Given the nets of 4 cubes with the faces coloured in 4 colours, build a tower so that on each vertical wall no colour is repeated, that is all 4 colours appear.
A game for 2 players that can be played online. Players take it in turns to select a word from the 9 words given. The aim is to select all the occurrences of the same letter.
Here is a solitaire type environment for you to experiment with. Which targets can you reach?
These formulae are often quoted, but rarely proved. In this article, we derive the formulae for the volumes of a square-based pyramid and a cone, using relatively simple mathematical concepts.
A and B are two interlocking cogwheels having p teeth and q teeth respectively. One tooth on B is painted red. Find the values of p and q for which the red tooth on B contacts every gap on the. . . .
Use the interactivity to listen to the bells ringing a pattern. Now it's your turn! Play one of the bells yourself. How do you know when it is your turn to ring?
Can you beat Piggy in this simple dice game? Can you figure out Piggy's strategy, and is there a better one?
Learn how to use the Shuffles interactivity by running through these tutorial demonstrations.
Use Excel to explore multiplication of fractions.
in how many ways can you place the numbers 1, 2, 3 … 9 in the nine regions of the Olympic Emblem (5 overlapping circles) so that the amount in each ring is the same?
There are nine teddies in Teddy Town - three red, three blue and three yellow. There are also nine houses, three of each colour. Can you put them on the map of Teddy Town according to the rules?
What is the relationship between the angle at the centre and the angles at the circumference, for angles which stand on the same arc? Can you prove it?
You can move the 4 pieces of the jigsaw and fit them into both outlines. Explain what has happened to the missing one unit of area.
Can you put the 25 coloured tiles into the 5 x 5 square so that no column, no row and no diagonal line have tiles of the same colour in them?
Do you know how to find the area of a triangle? You can count the squares. What happens if we turn the triangle on end? Press the button and see. Try counting the number of units in the triangle now. . . .

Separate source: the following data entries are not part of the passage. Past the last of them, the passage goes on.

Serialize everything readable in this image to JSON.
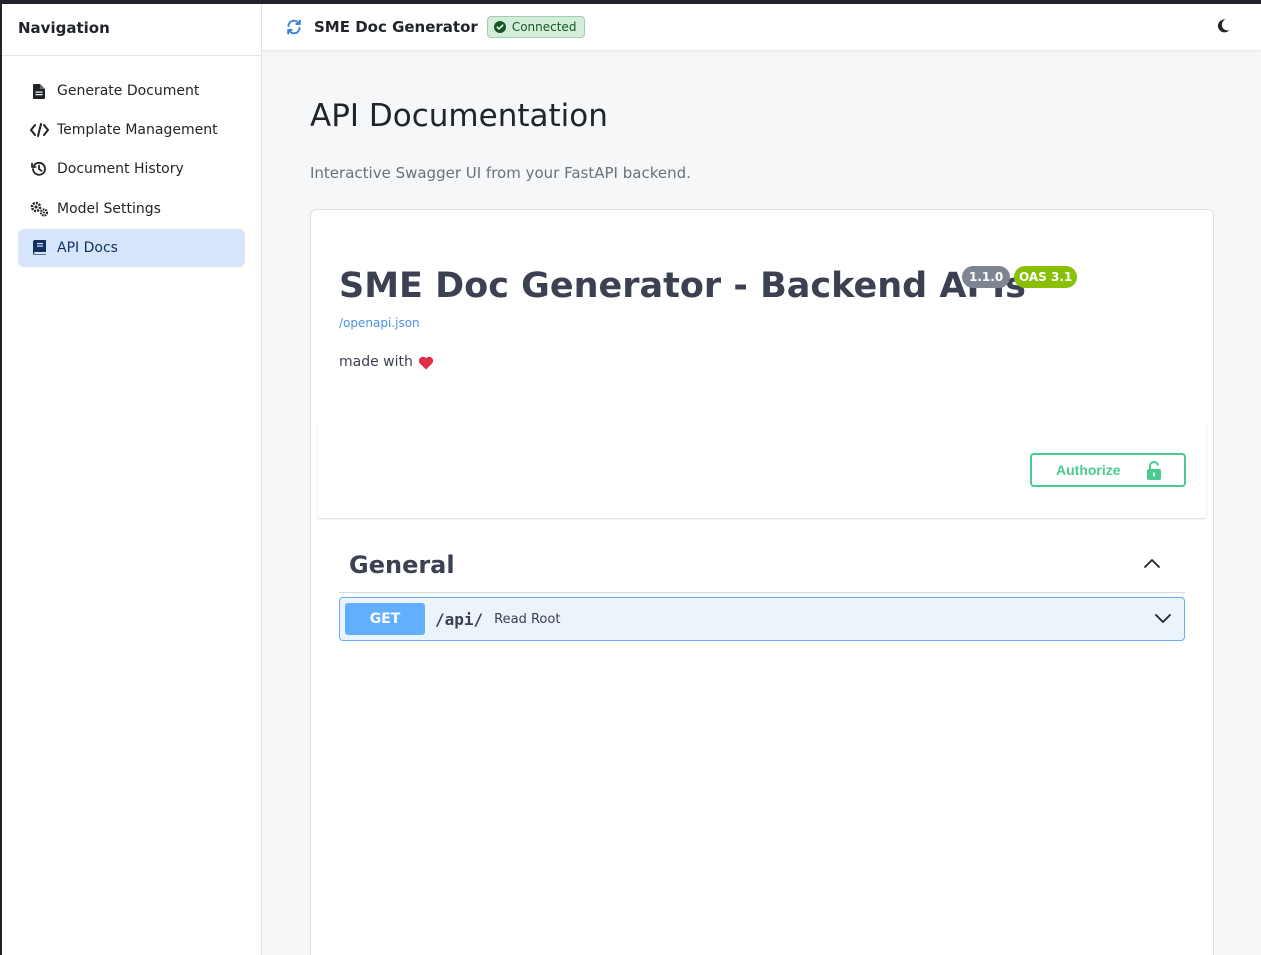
{
  "sidebar": {
    "title": "Navigation",
    "items": [
      {
        "label": "Generate Document",
        "icon": "file-text-icon"
      },
      {
        "label": "Template Management",
        "icon": "code-icon"
      },
      {
        "label": "Document History",
        "icon": "history-icon"
      },
      {
        "label": "Model Settings",
        "icon": "gears-icon"
      },
      {
        "label": "API Docs",
        "icon": "book-icon",
        "active": true
      }
    ]
  },
  "topbar": {
    "app_title": "SME Doc Generator",
    "status": "Connected",
    "status_color": "#155724"
  },
  "main": {
    "title": "API Documentation",
    "subtitle": "Interactive Swagger UI from your FastAPI backend."
  },
  "swagger": {
    "api_title": "SME Doc Generator - Backend APIs",
    "version": "1.1.0",
    "oas_version": "OAS 3.1",
    "spec_link": "/openapi.json",
    "made_with": "made with",
    "authorize_label": "Authorize",
    "tag": "General",
    "operations": [
      {
        "method": "GET",
        "path": "/api/",
        "summary": "Read Root"
      }
    ]
  },
  "colors": {
    "accent": "#d6e5fb",
    "get_method": "#61affe",
    "authorize": "#49cc90",
    "oas_badge": "#89bf04"
  }
}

Arrange the four number cards on the grid, according to the rules, to make a diagonal, vertical or horizontal line.
Can you spot the similarities between this game and other games you know? The aim is to choose 3 numbers that total 15.
Can you beat the computer in the challenging strategy game?
Two engines, at opposite ends of a single track railway line, set off towards one another just as a fly, sitting on the front of one of the engines, sets off flying along the railway line...
When number pyramids have a sequence on the bottom layer, some interesting patterns emerge...
Try entering different sets of numbers in the number pyramids. How does the total at the top change?
Can you find all the 4-ball shuffles?
Match the cards of the same value.
A collection of our favourite pictorial problems, one for each day of Advent.
Meg and Mo need to hang their marbles so that they balance. Use the interactivity to experiment and find out what they need to do.
This set of resources for teachers offers interactive environments to support work on loci at Key Stage 4.
What are the areas of these triangles? What do you notice? Can you generalise to other "families" of triangles?
Euler discussed whether or not it was possible to stroll around Koenigsberg crossing each of its seven bridges exactly once. Experiment with different numbers of islands and bridges.
This is an interactivity in which you have to sort the steps in the completion of the square into the correct order to prove the formula for the solutions of quadratic equations.
Draw some isosceles triangles with an area of $9$cm$^2$ and a vertex at (20,20). If all the vertices must have whole number coordinates, how many is it possible to draw?
Here is a chance to play a fractions version of the classic Countdown Game.